The highest inflation in decades keeps rearing its ugly head everywhere. But it isn’t just hiking the price of pasta at my neighborhood Italian joint. If you’re thinking of buying a home soon, it will affect you in more ways than one.

This is Jon Reed with NextAdvisor. Next week, November’s Consumer Price Index, which measures the average change in prices for certain goods and services, is released, and it could mean a whole lot. It will help determine how the Federal Reserve moves forward with rate hikes that could significantly slow the economy – and maybe lead to a recession.

If you’re considering a home purchase, this matters because of the connection between mortgage rates and inflation. Mortgage rates have doubled this year, reaching as high as 7%, which has significantly increased the cost of buying a home.
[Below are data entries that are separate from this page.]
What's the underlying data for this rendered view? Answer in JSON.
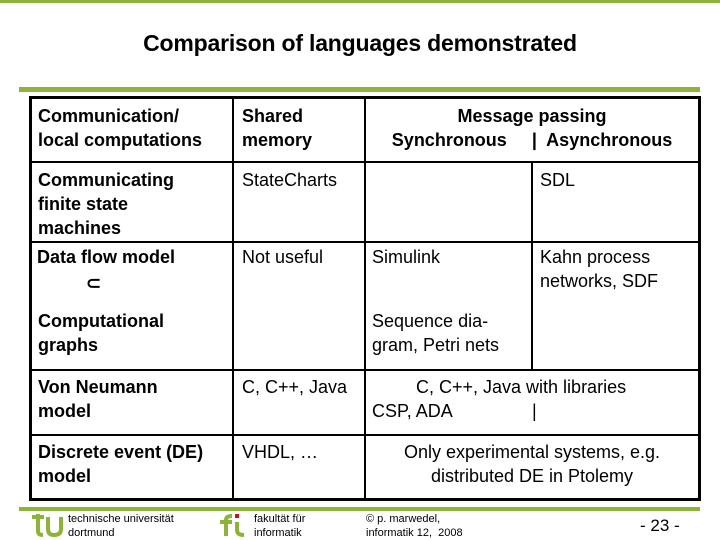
{
  "title": "Comparison of languages demonstrated",
  "colors": {
    "accent_green": "#8db33a",
    "logo_red": "#c8102e"
  },
  "table": {
    "header": {
      "col0": "Communication/\nlocal computations",
      "col1": "Shared\nmemory",
      "col2_line1": "Message passing",
      "col2_line2": "Synchronous     |  Asynchronous"
    },
    "rows": [
      {
        "label": "Communicating\nfinite state\nmachines",
        "shared": "StateCharts",
        "sync": "",
        "async": "SDL"
      },
      {
        "label": "Data flow model",
        "subset_symbol": "⊂",
        "shared": "Not useful",
        "sync": "Simulink",
        "async": "Kahn process\nnetworks, SDF"
      },
      {
        "label": "Computational\ngraphs",
        "shared": "",
        "sync": "Sequence dia-\ngram, Petri nets",
        "async": ""
      },
      {
        "label": "Von Neumann\nmodel",
        "shared": "C, C++, Java",
        "message_line1": "C, C++, Java with libraries",
        "message_line2": "CSP, ADA",
        "message_separator": "|"
      },
      {
        "label": "Discrete event (DE)\nmodel",
        "shared": "VHDL, …",
        "message": "Only experimental systems, e.g.\ndistributed DE in Ptolemy"
      }
    ]
  },
  "footer": {
    "tu_logo": "tu",
    "university": "technische universität\ndortmund",
    "fi_logo": "fi",
    "faculty": "fakultät für\ninformatik",
    "copyright": "© p. marwedel,\ninformatik 12,  2008",
    "page_number": "- 23 -"
  }
}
They’ve since come down a bit after reports showed inflation starting to cool down in October.

If next week’s data show more signs of cooling, experts say mortgage rates are likely to decline further. If your New Year’s resolution is to become a homeowner in 2023, that’s good news. But we could also see the opposite. 

What can you do? If you read my newsletter, the answer will sound familiar: Buy a home you want at a payment you can afford. 

Here are some ways to make sure you’re getting a solid mortgage rate during these uncertain times:

Shop around. Don’t just go with the first lender you hear about. Get loan estimates from multiple lenders, preferably on the same day (or at least close to it) and with the same terms. Compare the rates and the APR – that will show the total cost including upfront fees.

Stay within your budget. Give yourself plenty of cushion to be able to afford a monthly payment. Nothing is scarier than buying a home and then losing work or seeing your income drop and being unable to make the payments. So don’t shop at the top of what you’re approved for. Start with a monthly payment you can afford and work from there to see how much home it’ll buy you.

Don’t rush a home purchase. Sure, you see headlines about rates starting to go down, but the truth is you can buy a home in any market if your financial situation is right. Don’t try to make it happen just because of what’s happening in the market.